Based on real facts that took place in the 19th century, The Elephant Thief is also a beautiful story of friendship between the elephant Maharajah and the pickpocket Danny. From the slums of Edinburgh until Manchester, he will be part of a race against all odds to save a menagerie and gentlemen's honour.
Slow paced yet not missing adventures and page turning events, this middle grade book has an elaborated plot which reminds a bit of the Dickensian novels about children from unpriviledged environment, faced from an early age with the hardship of outlaw adulthood. The writing is simple, accessible for the mindset and reading habits of a child outlining though creating an easy to grasp authentic historical ambiance.
There is a big array of characters appearing more or less suddently in this story, often with doubtful intentions and problematic character features. The human mosaique as portrayed in The Elephant Thief is really diverse and complex and a challenge for a mid-grade child although it offers a good knowledge about the human diversity in itself, regardless of the historical location of the story. Personally, I've learn a lot about human nature while reading at the same age the novels of Balzac and Dickens, both outstanding artists of humanity with all its lows and highs.
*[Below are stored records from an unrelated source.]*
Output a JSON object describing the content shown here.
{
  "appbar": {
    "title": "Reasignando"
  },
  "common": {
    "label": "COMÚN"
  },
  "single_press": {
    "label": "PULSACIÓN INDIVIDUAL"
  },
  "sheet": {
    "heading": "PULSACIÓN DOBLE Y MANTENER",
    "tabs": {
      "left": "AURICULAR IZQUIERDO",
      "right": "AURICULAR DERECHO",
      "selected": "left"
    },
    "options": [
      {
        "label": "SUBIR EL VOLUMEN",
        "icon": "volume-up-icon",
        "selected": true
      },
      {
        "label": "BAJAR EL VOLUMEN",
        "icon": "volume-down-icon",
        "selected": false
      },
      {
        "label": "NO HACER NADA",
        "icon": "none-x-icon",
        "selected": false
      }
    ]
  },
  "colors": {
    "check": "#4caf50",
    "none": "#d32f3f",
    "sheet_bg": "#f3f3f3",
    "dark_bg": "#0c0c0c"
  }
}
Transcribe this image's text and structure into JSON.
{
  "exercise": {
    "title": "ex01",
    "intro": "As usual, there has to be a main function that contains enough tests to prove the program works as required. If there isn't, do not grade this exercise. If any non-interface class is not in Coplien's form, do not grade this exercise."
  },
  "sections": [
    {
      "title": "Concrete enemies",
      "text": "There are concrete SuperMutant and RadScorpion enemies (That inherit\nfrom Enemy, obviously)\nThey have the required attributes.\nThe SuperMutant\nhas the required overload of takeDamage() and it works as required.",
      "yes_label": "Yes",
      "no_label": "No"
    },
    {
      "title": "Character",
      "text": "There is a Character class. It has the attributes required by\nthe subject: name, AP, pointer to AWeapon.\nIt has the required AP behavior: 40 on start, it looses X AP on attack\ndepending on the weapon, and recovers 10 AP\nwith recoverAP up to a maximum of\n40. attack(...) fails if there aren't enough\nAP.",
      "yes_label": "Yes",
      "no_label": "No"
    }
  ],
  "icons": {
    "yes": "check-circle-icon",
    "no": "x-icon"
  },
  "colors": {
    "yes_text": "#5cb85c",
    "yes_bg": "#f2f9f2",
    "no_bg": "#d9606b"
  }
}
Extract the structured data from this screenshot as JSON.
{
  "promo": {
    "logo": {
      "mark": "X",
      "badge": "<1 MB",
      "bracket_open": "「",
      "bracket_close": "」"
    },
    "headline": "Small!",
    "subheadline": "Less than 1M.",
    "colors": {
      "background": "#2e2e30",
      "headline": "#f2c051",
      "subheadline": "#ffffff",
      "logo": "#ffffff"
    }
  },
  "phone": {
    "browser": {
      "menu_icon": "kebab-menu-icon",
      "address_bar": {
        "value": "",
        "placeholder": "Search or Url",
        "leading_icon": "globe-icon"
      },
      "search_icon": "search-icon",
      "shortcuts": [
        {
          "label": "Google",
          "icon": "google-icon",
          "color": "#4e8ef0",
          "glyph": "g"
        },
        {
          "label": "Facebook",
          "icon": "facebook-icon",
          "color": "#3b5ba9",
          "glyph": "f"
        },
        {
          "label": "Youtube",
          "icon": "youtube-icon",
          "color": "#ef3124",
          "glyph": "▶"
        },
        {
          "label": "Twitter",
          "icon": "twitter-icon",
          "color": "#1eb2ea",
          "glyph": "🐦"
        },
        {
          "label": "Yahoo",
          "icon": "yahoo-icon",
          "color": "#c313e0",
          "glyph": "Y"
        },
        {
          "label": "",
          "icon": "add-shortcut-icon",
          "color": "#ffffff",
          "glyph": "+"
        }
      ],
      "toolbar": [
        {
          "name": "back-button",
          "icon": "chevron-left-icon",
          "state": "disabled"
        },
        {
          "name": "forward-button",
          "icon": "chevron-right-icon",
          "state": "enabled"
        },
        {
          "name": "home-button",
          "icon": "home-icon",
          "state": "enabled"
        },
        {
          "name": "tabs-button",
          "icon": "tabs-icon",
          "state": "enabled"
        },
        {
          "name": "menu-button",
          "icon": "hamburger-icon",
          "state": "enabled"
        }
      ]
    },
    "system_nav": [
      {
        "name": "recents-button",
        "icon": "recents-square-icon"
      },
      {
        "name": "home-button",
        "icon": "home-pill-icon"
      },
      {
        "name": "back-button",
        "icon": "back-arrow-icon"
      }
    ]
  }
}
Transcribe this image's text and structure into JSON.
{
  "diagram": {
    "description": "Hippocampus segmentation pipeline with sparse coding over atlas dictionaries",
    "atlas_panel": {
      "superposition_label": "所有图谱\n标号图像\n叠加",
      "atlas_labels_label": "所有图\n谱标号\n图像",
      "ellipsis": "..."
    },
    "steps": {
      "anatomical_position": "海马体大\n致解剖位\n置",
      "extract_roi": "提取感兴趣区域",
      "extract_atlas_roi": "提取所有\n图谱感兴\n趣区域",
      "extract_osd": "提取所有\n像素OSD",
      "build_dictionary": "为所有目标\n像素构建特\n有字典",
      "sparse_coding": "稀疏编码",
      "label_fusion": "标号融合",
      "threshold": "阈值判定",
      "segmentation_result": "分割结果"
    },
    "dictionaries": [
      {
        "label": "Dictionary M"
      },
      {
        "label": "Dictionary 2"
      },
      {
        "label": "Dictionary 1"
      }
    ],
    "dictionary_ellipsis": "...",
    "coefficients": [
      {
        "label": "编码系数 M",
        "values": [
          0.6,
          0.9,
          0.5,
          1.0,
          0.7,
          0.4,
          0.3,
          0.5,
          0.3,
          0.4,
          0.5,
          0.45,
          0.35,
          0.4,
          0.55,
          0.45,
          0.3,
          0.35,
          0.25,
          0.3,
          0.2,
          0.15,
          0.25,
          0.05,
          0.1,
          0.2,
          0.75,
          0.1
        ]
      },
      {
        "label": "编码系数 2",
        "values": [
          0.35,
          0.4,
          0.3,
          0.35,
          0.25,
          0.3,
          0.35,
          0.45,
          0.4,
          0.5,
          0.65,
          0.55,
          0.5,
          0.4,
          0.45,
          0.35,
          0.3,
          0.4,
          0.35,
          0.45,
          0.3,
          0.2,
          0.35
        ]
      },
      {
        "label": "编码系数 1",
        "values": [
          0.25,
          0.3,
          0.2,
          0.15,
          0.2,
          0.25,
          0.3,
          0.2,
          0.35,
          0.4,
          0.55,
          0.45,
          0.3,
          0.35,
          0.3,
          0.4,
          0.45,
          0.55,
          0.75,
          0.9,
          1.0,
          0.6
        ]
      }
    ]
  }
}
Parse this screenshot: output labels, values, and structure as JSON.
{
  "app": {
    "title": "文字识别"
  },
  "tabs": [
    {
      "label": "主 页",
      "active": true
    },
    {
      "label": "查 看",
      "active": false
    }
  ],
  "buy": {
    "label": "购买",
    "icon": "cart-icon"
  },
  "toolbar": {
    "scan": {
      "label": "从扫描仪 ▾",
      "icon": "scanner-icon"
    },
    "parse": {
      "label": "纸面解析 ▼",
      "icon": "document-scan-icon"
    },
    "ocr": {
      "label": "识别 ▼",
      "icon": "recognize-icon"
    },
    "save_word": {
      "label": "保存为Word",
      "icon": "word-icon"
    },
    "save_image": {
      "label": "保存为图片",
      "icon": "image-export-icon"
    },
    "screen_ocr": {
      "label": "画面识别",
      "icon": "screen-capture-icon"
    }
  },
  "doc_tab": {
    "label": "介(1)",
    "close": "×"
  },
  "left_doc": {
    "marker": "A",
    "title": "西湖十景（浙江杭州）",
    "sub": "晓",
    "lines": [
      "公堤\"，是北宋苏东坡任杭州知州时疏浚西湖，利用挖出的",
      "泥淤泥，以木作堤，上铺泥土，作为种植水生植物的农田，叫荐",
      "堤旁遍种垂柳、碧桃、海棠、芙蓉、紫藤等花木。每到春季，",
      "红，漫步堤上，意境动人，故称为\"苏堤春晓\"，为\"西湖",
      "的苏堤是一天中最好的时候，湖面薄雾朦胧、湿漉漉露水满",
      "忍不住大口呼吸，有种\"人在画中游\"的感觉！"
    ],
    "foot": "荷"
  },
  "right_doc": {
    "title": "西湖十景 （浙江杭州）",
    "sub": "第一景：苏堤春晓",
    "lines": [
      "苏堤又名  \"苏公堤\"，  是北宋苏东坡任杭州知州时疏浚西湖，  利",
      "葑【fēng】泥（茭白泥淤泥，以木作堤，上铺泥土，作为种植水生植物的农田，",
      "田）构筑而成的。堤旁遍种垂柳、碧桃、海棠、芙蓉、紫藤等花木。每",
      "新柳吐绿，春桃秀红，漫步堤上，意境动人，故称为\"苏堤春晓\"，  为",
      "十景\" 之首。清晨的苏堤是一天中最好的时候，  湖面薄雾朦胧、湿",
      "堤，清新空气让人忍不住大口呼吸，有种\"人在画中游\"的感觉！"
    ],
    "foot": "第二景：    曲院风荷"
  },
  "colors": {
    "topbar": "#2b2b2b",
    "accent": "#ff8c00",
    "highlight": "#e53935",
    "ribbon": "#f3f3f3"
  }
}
In addition to the human story, there is another part of the story which is highly sensitive and well done from the literary point of view: the wordless communication between Danny and the elephant Maharajah and the deep connection built in a relatively short time between the two of them.
Although not the audience target of this book, I've found it highly enjoyable and the smart writing makes it a good reading choice for everyone. The way in which historical facts were researched and used further for creating a good story that stands the test of time is an example of how far you can go when you do your historical homeworks while filling the episode with quality writing.
Rating: 5 stars